This is not the impression gained from working on the archive sources over the last 25 years! Present-day commentators may write as though race matters are not always a visible and pressing factor in contemplating the trajectory of development and change in South Africa, including regarding Afrikaner nationalism. But for people writing and otherwise representing social and political life as they experienced it from the 1770s on to the 1970s, in sometimes positive and sometimes negative and sometimes even bland ways, it is always somewhere on the agenda. Thinking back only to 1909, Olive Schreiner was insistent that the movement for Union in South Africa was propelled by a toxic mixture of nationalism and racism. Earlier, in the 1880s proselytising members of the Dutch Reformed Church’s Vrouwen Zending Bond (Women’s Missionary Society) focused attention on rural takhaars, poor whites who failed to distinguish themselves from members of black neighbouring groups and so betrayed the superiority of ‘the Dutch’. Even earlier, as soon as the first Boer Republics were formed, racial measures were instituted.

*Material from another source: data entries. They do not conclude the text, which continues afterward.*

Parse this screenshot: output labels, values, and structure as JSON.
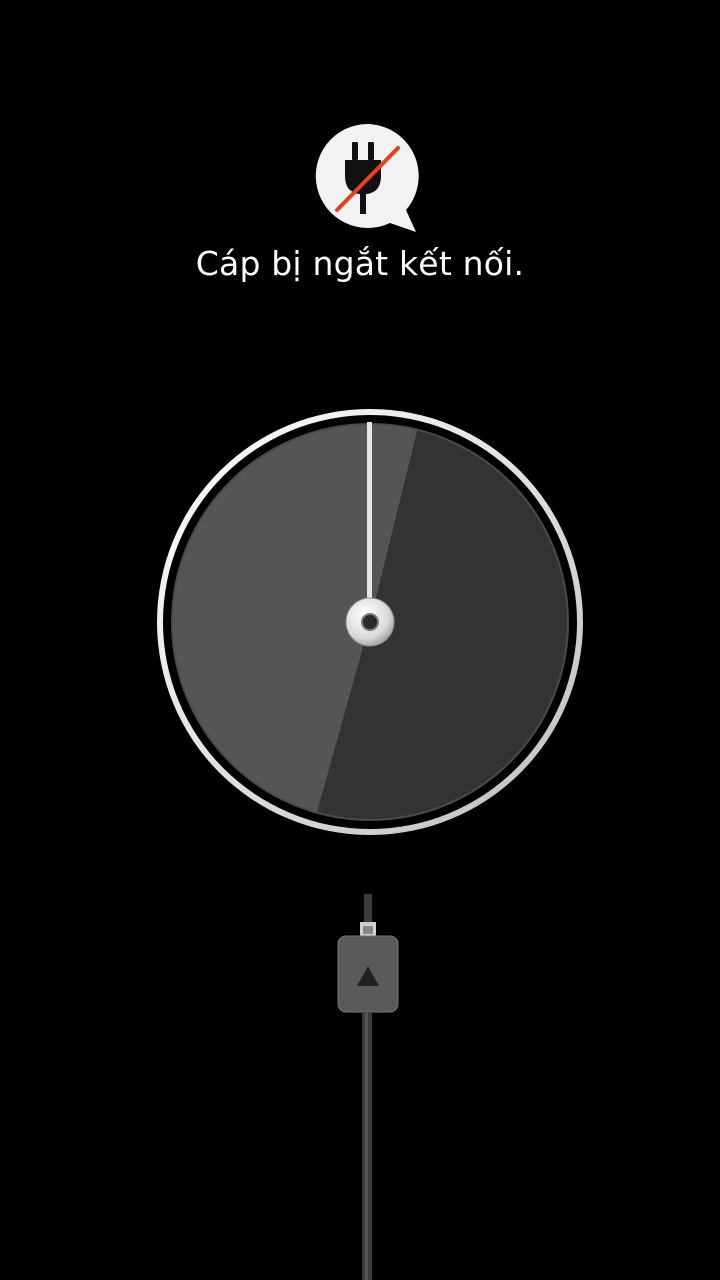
{
  "status": {
    "message": "Cáp bị ngắt kết nối.",
    "icon": "unplugged-icon"
  },
  "dial": {
    "progress_percent": 0,
    "hand_icon": "dial-hand"
  },
  "cable": {
    "icon": "usb-connector-icon"
  },
  "colors": {
    "background": "#000000",
    "text": "#ffffff",
    "strike": "#e8401c",
    "dial_face_dark": "#333333",
    "dial_face_light": "#555555"
  }
}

Indeed, with respect to all the origins or causes or developments identified regarding the rise of nationalism, racialised components can be found for each of them.

What I am not saying! I’m not saying that race/ethnicity/racism was the ‘original’ origin or cause or developmental factor at the root of Afrikaner nationalism.

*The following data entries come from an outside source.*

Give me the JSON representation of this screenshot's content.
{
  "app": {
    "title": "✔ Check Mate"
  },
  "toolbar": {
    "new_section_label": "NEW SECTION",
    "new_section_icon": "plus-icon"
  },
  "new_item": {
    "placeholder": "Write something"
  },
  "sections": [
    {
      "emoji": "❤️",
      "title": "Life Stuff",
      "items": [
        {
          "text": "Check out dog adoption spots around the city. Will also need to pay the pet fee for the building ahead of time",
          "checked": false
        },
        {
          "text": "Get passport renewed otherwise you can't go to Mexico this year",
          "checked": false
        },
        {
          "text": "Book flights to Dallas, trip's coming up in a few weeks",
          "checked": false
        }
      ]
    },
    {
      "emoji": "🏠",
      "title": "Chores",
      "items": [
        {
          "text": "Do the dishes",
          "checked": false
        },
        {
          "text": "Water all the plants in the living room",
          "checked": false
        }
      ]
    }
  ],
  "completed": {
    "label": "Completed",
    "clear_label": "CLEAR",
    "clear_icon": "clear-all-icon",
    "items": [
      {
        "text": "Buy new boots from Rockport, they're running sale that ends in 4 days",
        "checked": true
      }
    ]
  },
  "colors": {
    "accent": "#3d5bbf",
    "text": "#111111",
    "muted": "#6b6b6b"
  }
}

What I am suggesting! In a context in which a minority of white people arrived in a place and started to coexist with a large majority of black people, questions of ethnicity, skin colour, ideas about racial groups etc were likely always to be part of the factors being considered. That in South Africa this became a dominant factor during the period of ‘high’ apartheid has perhaps taken to mean an earlier absence, rather than it existing in different forms and to different degrees in earlier periods. The archival evidence suggests enormous complexity with regard to such matters, but still, the presence of racial/ethnic factors in the vast majority of aspects of life is clearly indicated, and consequently this needs to be taken into account regarding whenever and whatever and whoever it was that saw the first stirrings and later developments of nationalism.

Last updated:  16 November 2018